Staff shortages have extended development timelines in municipalities across B.C.
The situation has become serious enough that a number municipalities now want to do something about it.
Councillors in Saanich approved a change to civic policies Jan. 22 that will tax new development and renovations to cover the resources and staff needed to support projects.
Tax revenue collected on the increase in value associated with new development and renovations will cover expenses associated with new development. Remaining funds once these line items are covered will then be used to reduce property taxes across all classes.
“The essence of this is that as a result of new construction, the new taxation is applied against costs to the municipality for further growth,” said Coun. Susan Brice, chair of Saanich’s finance committee.Coun. Karen Harper said the move underlines that in Saanich, growth pays for growth.Council also voted to maintain the existing split between business and residential tax rates. Currently, non-residential properties shoulder 23 per cent of the municipal tax burden while residential properties shoulder 77 per cent.
This works out to a commercial property tax rate 3.69 times that of the residential rate. Vancouver’s rate is 3.37 while the national average is 2.82, according to an analysis released last fall by market research firm Altus Group.
Brice said while businesses are paying a higher rate, it hasn’t been raised as an issue by business organizations.

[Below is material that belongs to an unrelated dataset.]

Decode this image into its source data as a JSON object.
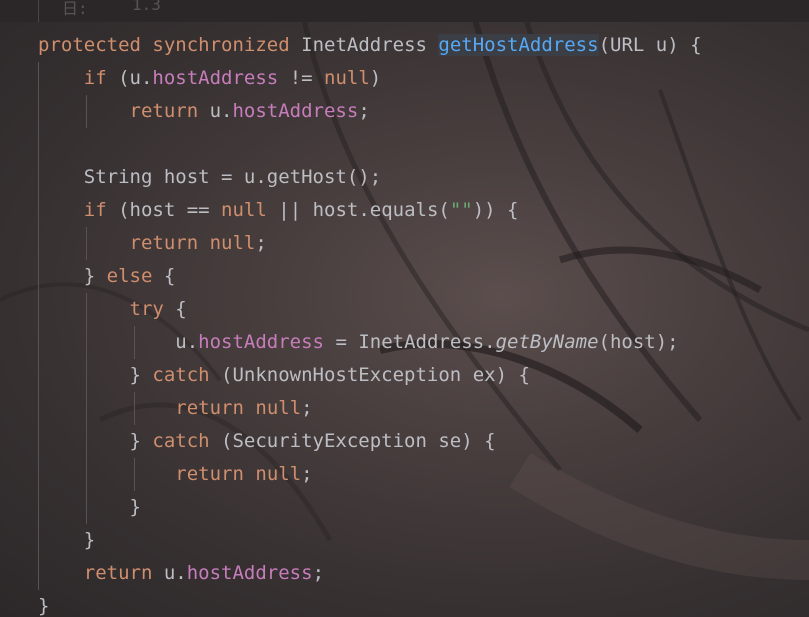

Mayor Dean Murdock noted there’s always an opportunity to try to lighten the load and ensure that people are receiving good value for money, but at this point the district is “striking a reasonable balance.”
The situation is more complicated in the Okanagan, where Lake Country is reviewing options from a new development fee structure and outsourcing complex files to consultants.
Approvals can take months, sometimes more, which in many cases has boosted costs to the point where projects became unviable.
"There is no question historically doing business at the district has been challenging," acknowledged Lake Country planning director Jared Kassel while speaking at a Canadian Home Builders Association – Central Okanagan breakfast last week.
Burnout and turnover among the district’s small staff is a contributing factor to the delays developers face, he said.
Over-regulation and confusion between the official community plan and zoning bylaws, limited staff experience with complex files and a "risk averse" attitude to new development within bylaws and internal procedures are other factors at play.
Kassel has asked Lake Country council to allocate funding for additional planning staff in its upcoming budget, but the municipality is already on track for its second-straight double digit tax increase, meaning there’s limited appetite for further expenses.
Kassel is also exploring IT solutions to improve internal processes, using consultants on complex files needing a lot of staff resources, streamlining development permit areas within the district’s official community plan, working more closely with planners at the City of Kelowna and reviewing the development fee structure to generate more revenue to offset new staffing costs."
The district recognizes the problems we have and we are working to improve the situation in development and building,” Kassel said. "We want to create a future that works for everyone.
"Lake Country Mayor Blair Ireland who previously told Castanet one of his top priorities is to both create new housing options while at the same time fixing the permitting process that continues to frustrate builders and developers.
Over the past year Ireland says Kelowna has done a lot of work to improve both the application process and reduce red tape.
This includes deploying artificial intelligence to reduce the number of simple queries planning staff field, freeing them up for more complex issues. Similar moves are afoot in Vancouver and at the provincial level.
Andrew A. Duffy, Times Colonist/Wayne Moore, Castanet/Western Investor staff
Jan 29, 2024 7:30 AM